Our weekly interview with the streets also wanders into a few Art Fairs this week as many Street Artists were in town showing studio work and getting up on walls. It was great to meet so many people who are on fire about this grassroots, interactive, DIY, in-your-eyeballs world of street art and to talk about where it is going. While there were a slew of Street Artists banging a luan wall at Fountain, we also got to see some peeps at Scope and Volta.
So here we go with shots of Andy Piedilato, Dalek, DFace, How Nosm, Mark Jenkins, Ron English, Tes One, Tristan Eaton, TrustoCorp, and Typoe.
Junkerade, a London collective on Flickr, has posted images of a new campaign accusing Red Bulls’ new site that uses Google’s “Street View” technology of hijacking street art culture. With some simple handwritten posters they have begun a visual street backlash to encourage other discontents to mess with the messaging, including the posted piece above.
According to Junkerade, “Red Bull want to use it to flog their products without asking … to make them seem down and edgy. Let ’em know what you think, let them know they have no right to take our culture and try and sell it back to us in the form of a sugary drink”. It’s hard to predict how this will go down, but other Iphone and Android apps introduced over the last couple of years have struggled to populate their databases with relevant, accurate, good quality images and contributors. In a sweeping commercial gesture like this toward what many see as a grassroots movement, it is easy to question the company’s motives. Social media has a way of determining the rendering a decision, and so does the street.
And Now Some Levity with Devo and a Singing Unicorn!
And an ad for gum at the end that has nothing to do with us.
Comrade Luna Park charges through the streets camera in hand with panther-like determination and captures the wild (and wildstyle) on the urban safari. Monday you can get a chance to see her images and listen to her talk about her adventures in photography – or as she tells us,
“I’ll be telling the unlikely story of how a thirtysomething librarian fell into street art and became hopelessly addicted to graffiti along the way.”

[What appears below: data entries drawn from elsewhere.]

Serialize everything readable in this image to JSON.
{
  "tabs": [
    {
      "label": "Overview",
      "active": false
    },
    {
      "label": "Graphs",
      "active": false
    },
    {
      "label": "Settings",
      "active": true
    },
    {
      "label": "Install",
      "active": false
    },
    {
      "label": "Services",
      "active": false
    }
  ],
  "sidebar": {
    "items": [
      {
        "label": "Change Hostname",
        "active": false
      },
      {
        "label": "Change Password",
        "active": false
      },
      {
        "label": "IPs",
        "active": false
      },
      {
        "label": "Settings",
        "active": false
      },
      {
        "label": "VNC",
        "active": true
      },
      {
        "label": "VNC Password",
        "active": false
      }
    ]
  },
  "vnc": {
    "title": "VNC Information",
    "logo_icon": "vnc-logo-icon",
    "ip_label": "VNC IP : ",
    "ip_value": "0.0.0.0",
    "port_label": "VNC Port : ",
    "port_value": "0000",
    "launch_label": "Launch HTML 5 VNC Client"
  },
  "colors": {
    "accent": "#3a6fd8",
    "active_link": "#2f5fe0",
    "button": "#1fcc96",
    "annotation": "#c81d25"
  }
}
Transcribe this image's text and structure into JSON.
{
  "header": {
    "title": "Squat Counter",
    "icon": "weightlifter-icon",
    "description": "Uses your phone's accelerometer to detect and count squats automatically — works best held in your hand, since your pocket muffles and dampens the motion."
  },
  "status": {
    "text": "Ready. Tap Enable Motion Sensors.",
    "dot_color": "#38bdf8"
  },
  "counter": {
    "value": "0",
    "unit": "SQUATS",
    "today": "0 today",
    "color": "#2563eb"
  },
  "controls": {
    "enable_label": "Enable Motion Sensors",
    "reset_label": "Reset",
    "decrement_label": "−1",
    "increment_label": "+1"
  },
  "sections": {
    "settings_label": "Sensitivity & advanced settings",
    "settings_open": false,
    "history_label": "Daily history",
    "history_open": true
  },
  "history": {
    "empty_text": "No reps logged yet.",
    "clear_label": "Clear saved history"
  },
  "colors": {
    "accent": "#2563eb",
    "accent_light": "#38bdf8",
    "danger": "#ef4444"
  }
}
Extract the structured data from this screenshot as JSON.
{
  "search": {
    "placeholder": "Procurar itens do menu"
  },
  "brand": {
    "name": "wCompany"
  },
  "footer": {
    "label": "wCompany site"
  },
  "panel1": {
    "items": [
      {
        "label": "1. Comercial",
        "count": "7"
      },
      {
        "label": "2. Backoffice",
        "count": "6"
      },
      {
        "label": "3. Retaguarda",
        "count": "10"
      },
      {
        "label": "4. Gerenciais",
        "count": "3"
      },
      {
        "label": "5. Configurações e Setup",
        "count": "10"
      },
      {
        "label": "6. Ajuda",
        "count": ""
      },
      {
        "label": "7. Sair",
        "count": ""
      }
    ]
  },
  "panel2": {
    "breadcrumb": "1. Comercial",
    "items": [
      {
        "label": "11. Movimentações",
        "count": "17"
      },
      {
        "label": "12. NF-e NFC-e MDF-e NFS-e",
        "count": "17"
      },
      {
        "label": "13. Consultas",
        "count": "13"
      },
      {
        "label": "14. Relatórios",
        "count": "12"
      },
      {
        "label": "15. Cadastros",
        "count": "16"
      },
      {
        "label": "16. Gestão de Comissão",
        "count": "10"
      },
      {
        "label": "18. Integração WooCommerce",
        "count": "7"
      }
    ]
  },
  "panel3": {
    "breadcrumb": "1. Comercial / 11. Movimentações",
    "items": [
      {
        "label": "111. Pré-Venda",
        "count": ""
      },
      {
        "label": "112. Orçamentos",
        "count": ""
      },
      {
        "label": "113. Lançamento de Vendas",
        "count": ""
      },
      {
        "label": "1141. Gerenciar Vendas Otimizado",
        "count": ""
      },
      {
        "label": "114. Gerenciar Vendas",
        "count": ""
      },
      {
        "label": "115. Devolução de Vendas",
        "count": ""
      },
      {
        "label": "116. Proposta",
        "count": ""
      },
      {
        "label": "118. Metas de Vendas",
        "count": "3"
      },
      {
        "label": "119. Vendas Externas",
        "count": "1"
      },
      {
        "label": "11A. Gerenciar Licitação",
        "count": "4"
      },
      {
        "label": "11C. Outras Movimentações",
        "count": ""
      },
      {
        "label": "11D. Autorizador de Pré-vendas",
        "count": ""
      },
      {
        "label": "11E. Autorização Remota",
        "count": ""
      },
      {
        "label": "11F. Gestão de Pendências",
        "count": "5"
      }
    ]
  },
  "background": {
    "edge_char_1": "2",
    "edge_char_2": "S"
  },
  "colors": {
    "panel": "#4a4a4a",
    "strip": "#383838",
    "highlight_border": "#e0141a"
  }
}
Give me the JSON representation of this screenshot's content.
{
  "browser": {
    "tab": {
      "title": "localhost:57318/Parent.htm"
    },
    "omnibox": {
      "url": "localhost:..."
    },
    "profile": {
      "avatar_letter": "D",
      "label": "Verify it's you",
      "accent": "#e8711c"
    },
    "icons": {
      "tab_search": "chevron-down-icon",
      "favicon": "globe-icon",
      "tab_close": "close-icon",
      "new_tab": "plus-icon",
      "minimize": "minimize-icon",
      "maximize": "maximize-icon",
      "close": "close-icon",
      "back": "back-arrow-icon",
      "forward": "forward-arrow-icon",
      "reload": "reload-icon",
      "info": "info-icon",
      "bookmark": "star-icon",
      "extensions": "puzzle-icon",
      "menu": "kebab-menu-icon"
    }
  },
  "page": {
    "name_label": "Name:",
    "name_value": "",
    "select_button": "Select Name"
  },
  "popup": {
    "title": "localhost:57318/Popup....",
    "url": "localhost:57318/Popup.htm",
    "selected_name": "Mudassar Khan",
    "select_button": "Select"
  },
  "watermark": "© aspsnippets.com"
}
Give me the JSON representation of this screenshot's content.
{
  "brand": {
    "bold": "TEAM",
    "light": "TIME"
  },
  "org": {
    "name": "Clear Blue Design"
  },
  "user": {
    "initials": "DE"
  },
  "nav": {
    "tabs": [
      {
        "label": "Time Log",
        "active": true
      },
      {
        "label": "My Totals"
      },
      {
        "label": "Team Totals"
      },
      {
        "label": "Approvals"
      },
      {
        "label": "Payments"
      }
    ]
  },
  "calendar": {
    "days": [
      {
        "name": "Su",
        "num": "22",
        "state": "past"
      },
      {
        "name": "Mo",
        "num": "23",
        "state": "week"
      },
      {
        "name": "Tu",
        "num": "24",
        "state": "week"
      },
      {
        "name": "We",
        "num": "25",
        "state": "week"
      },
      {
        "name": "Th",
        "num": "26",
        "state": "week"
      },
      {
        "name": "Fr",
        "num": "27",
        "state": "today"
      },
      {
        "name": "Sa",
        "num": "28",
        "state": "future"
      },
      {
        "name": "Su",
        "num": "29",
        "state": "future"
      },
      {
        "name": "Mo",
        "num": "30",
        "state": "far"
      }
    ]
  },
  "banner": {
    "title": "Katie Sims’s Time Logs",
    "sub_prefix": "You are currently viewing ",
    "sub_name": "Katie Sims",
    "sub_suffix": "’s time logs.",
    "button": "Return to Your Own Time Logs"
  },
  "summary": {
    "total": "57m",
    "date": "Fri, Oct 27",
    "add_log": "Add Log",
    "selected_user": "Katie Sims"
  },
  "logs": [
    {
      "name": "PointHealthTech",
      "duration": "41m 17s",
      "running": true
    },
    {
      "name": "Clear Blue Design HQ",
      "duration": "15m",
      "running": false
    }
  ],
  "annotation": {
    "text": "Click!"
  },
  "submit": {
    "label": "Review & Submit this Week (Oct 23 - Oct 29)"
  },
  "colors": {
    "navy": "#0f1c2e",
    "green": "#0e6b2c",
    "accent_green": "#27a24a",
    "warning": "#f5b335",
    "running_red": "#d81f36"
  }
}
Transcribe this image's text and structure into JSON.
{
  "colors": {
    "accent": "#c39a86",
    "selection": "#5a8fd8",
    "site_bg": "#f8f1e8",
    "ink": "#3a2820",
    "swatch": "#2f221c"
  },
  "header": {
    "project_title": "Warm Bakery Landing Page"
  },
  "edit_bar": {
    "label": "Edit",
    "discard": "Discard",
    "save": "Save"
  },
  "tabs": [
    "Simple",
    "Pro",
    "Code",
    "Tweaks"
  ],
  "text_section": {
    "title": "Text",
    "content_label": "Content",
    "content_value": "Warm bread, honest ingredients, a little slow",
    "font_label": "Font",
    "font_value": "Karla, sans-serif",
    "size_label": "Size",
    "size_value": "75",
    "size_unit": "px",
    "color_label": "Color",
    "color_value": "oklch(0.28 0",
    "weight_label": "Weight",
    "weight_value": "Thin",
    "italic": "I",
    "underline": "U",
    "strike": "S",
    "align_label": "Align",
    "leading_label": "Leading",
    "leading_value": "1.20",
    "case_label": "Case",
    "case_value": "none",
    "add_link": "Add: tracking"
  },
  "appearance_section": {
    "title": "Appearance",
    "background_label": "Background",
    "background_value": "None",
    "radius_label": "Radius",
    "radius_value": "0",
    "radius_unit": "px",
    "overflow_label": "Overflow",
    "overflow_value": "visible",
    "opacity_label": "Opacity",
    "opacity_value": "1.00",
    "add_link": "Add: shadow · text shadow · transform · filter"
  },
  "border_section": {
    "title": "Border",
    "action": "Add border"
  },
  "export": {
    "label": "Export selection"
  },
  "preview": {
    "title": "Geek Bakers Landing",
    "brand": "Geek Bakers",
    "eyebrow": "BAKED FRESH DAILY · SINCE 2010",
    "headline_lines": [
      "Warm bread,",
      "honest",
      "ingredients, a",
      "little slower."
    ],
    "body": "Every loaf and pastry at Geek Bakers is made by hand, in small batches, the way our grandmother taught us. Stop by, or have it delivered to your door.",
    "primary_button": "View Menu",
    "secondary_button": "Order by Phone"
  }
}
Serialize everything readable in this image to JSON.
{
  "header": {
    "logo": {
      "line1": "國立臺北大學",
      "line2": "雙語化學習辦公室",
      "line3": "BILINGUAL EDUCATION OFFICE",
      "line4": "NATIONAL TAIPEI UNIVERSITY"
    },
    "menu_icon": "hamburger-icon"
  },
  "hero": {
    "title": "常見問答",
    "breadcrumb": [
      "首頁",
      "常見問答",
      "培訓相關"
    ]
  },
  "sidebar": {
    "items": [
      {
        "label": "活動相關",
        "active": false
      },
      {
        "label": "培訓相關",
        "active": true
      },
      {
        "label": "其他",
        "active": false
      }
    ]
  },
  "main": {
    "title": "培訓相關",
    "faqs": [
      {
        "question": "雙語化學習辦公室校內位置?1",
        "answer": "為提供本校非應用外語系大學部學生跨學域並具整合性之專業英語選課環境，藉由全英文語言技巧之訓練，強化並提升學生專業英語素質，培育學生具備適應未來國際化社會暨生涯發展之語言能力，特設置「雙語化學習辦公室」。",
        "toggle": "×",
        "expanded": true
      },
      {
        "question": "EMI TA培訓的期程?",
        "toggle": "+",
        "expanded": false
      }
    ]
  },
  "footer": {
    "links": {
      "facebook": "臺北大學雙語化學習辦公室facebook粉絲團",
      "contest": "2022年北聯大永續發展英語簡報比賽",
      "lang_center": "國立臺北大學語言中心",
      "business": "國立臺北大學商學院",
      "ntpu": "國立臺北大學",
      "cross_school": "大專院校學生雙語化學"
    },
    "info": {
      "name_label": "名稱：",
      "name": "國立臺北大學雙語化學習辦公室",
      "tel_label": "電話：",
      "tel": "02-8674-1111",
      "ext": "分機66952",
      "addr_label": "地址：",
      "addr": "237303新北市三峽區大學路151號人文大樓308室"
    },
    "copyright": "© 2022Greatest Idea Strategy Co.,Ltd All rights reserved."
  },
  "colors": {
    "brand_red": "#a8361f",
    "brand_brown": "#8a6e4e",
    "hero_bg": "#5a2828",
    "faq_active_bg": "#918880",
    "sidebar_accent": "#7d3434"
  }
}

“Street art is the fastest visual conductor out there. It compels people to think and question, react and connect, not just to the artist’s work but with the real issues that we battle each and every day. I believe for art to succeed it’s all about the experience and not about the possession. Art in the streets is an immediate communicator. It beats out advertising, text-based social media and even video. In this type of window presentation we are reducing the value of an art object to that of a shared visual experience for the general public and passerby without an admission fee.
The Donnell library was always known as the art library in the city. For the artists to respond to ‘a sense of place’ is like a location shot in a movie; you attempt to transcend that specific space to become something bigger than it originally was.
Street projects such as the upcoming Pantheon installation allow artists to modify, update and change their work to reflect what is happening in the real world. Try putting up a different painting in a gallery or museum exhibition. It’s not going to happen”.
VOLTA NY is an invitational show of solo artist’s projects, it is the American incarnation of the successful young fair founded in Basel in 2005. VOLTA NY was conceived by art critic and fair director Amanda Coulson to continue the original mandate to create a tightly-focused, boutique event that is a place for discovery and a showcase for current art production and relevant contemporary positions — regardless of the artist or gallery’s age.
By putting the focus back on artists through exclusively featuring solo projects, VOLTA NY promotes a deep exploration of the work of its selected projects, an opportunity for discoveries that move beyond those afforded by a traditional art fair.
A platform for challenging, often complimentary, sometimes competing ideas about contemporary art, the strictly solo format is what gives the New York fair its unique character with visitors positively comparing VOLTA NY to doing a series of intense studio visits.